A possible middle ground position has been suggested, based on the observation that “hacking” describes a collection of skills which are used by hackers of both descriptions for differing reasons. The analogy is made to locksmithing, specifically picking locks, which — aside from its being a skill with a fairly high tropism to ‘classic’ hacking — is a skill which can be used for good or evil. The primary weakness of this analogy is the inclusion of script kiddies in the popular usage of “hacker”, despite the lack of an underlying skill and knowledge base.
Similar, synonymous and related terms, which are not mutually exclusive, or universally accepted:
- Hacker may mean simply a person with mastery of computers; however the mass media most often uses “hacker” as synonymous with a (usually criminal) computer intruder. See hacker, and Hacker definition controversy.
- White hat: An ethical hacker who breaks security but who does so for altruistic or at least non-malicious reasons. White hats generally have a clearly defined code of ethics, and will often attempt to work with a manufacturer or owner to improve discovered security weaknesses, although many reserve the implicit or explicit threat of public disclosure after a “reasonable” time as a prod to ensure timely response from a corporate entity. The term is also used to describe hackers who work to deliberately design and code more secure systems. To white hats, the darker the hat, the more the ethics of the activity can be considered dubious. Conversely, black hats may claim the lighter the hat, the more the ethics of the activity are lost.
- Grey hat: A hacker of ambiguous ethics and/or borderline legality, often frankly admitted.
- Blue Hat: Refers to outside computer security consulting firms that are used to bug test a system prior to its launch, looking for exploits so they can be closed. The term has also been associated with a roughly annual security conference by Microsoft, the unofficial name coming from the blue color associated with Microsoft employee badges. Also see Big Blue.
- Black Hat: Someone who subverts computer security without authorization or who uses technology (usually a computer or the Internet) for terrorism, vandalism, credit card fraud, identity theft, intellectual property theft, or many other types of crime. This can mean taking control of a remote computer through a network, or software cracking.
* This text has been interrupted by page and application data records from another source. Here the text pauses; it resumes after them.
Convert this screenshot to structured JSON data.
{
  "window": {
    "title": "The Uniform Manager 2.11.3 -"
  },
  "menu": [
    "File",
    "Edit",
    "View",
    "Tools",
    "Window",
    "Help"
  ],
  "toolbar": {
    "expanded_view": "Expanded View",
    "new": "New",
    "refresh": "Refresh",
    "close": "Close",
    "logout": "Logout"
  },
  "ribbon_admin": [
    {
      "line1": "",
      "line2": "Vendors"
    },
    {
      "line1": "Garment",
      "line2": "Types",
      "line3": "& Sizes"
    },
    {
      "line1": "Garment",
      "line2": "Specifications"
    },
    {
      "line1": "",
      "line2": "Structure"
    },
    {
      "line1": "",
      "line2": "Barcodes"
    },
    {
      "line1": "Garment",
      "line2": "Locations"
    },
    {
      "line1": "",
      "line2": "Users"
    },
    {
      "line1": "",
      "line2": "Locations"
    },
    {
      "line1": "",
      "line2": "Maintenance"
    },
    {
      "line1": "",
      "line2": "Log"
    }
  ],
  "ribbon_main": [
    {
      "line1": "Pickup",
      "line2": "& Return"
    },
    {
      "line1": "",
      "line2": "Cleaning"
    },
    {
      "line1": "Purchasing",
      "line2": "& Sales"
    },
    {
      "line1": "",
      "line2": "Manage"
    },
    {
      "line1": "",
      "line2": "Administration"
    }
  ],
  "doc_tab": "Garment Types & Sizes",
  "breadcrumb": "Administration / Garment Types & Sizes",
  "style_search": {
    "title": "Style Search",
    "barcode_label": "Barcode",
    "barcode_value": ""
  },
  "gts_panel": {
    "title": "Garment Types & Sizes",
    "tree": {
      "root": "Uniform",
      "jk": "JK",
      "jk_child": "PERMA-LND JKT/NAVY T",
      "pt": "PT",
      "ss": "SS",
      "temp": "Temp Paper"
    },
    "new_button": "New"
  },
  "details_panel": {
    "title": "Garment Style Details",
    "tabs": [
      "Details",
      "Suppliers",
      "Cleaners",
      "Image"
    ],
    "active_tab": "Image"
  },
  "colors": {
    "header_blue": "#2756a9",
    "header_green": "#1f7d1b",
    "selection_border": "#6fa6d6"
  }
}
- A black hat hacker. Often used to differentiate black hat hackers and the general (positive) sense of hacker. The use of the term began to spread around 1983, probably introduced both due to similar phonetic sound and as construction from the historical slang of safe cracker. Also theorized by some to be a portmanteau of the words criminal and hacker.
- A security hacker who uses password cracking or brute force attacks. Related to the term safe cracker.
- A software cracker. A person specialized in working around copy protection mechanisms in software. Note that software crackers are not involved in exploiting networks, but copy protected software.
- Script kiddie: A pejorative term for a computer intruder with little or no skill; a person who simply follows directions or uses a cook-book approach without fully understanding the meaning of the steps they are performing.
- Hacktivist is a hacker who utilizes technology to announce a political message. Web vandalism is not necessarily hacktivism.